                                                                           —after the painting by Anna Lee Hafer



Why would I lie to you? The sun glimmers like a lost ›
pocket watch, melting. See how it drips radiance
into each shadow/shade of thought, each mountain ravine,
each swirling field of grass arching toward evergreen?
Follow the hare wherever. Better late than never — never

falling from here to there. Watch your step. Inside
the mind, another landscape erupts: oversized/shrunk,
all meaning slanted. Why would I tell you the truth?
The missing pieces are yours for the choosing: King or
pawn. Roll the dice and pick a card to view the other side

of story. Daily, the Queen of Hearts rages.
Why would I lie to you? Survival is a decision
of the soul. One square forward, one square back,
one square diagonal, one square sideways. Here?
There? Nowhere? What will you make of this empty

space, the deserted chessboard filling quickly
with choice? Time is up. The wild sky is falling
Why would I tell you the truth? or rising with the flares
that you’ve ignited, your luminous lines and arrowed signs
leading to destinations far beyond this canvas

where the surreal whirls a vision of green that keeps
the world swaying. Don’t look up/down/here/where?
Just breathe. Don’t look. Just keep seeing
what’s right behind the stars, the skin, the Cheshire’s
grin. Why would I lie to you? Your move.

*Italicized phrases are taken from the artist’s description of the work, as well as from words and phrases hidden within the painting.


Anna Lee Hafer’s “Your Move”

Artist’s Statement: “Your Move” visualizes the conversation between artist and audience, in which the audience first questions the artist as a reliable and trustworthy source.

Rather than answering, the artist poses her own questions to the audience: “Why would I lie to you?” or “Why would I tell you the truth?” Each question solicits the same answer because they summarize these questions: “Why juxtapose words and diverse images without instructing the audience to ‘look’ (‘Don’t look up/down/here/there/where? . . . nowhere?’ . . . ‘Don’t look.’)? Who is this painting really for?

Just like answers, the audience can roll the dice and pick a card.

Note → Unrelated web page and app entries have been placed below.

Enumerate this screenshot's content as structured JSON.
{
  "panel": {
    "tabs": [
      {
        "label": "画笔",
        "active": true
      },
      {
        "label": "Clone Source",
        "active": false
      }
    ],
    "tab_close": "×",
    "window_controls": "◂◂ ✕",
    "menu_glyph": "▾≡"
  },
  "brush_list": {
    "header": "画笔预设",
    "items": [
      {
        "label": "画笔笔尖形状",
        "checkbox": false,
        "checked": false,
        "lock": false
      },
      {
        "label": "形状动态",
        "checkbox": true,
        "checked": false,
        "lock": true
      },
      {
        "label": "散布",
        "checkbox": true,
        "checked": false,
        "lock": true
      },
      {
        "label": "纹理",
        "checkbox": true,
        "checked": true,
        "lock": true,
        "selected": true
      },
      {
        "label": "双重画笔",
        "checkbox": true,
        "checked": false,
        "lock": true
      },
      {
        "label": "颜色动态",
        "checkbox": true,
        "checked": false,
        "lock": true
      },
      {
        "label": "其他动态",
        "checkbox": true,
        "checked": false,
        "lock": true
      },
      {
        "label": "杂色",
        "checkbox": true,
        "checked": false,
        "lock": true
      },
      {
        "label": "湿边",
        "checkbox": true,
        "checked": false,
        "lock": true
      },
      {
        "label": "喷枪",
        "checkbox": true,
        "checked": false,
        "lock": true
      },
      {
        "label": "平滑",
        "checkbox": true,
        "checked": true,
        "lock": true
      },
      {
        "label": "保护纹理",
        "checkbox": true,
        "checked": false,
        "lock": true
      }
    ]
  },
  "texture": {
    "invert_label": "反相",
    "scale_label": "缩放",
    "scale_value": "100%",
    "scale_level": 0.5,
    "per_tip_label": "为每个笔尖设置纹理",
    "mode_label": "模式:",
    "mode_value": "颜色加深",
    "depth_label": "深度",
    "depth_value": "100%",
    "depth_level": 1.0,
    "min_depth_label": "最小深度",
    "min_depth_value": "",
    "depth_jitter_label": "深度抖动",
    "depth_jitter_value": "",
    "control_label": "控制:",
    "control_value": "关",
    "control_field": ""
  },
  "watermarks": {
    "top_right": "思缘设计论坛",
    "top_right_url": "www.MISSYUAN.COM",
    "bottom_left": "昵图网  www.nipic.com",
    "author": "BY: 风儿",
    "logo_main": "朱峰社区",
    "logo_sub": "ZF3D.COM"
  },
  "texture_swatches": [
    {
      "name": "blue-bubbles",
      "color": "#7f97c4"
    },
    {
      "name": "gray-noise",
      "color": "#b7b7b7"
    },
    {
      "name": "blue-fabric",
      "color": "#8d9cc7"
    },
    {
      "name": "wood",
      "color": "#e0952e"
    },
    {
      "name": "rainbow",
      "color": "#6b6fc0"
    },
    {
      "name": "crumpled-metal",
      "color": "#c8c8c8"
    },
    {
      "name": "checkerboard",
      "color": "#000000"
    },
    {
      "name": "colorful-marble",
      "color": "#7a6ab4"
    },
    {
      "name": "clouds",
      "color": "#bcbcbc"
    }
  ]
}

But do they follow the artist’s instructions before they enter this painting of a make-believe Wonderland?

Again like questions, the artist tells her audience that it’s their “move” now, before “time is up.”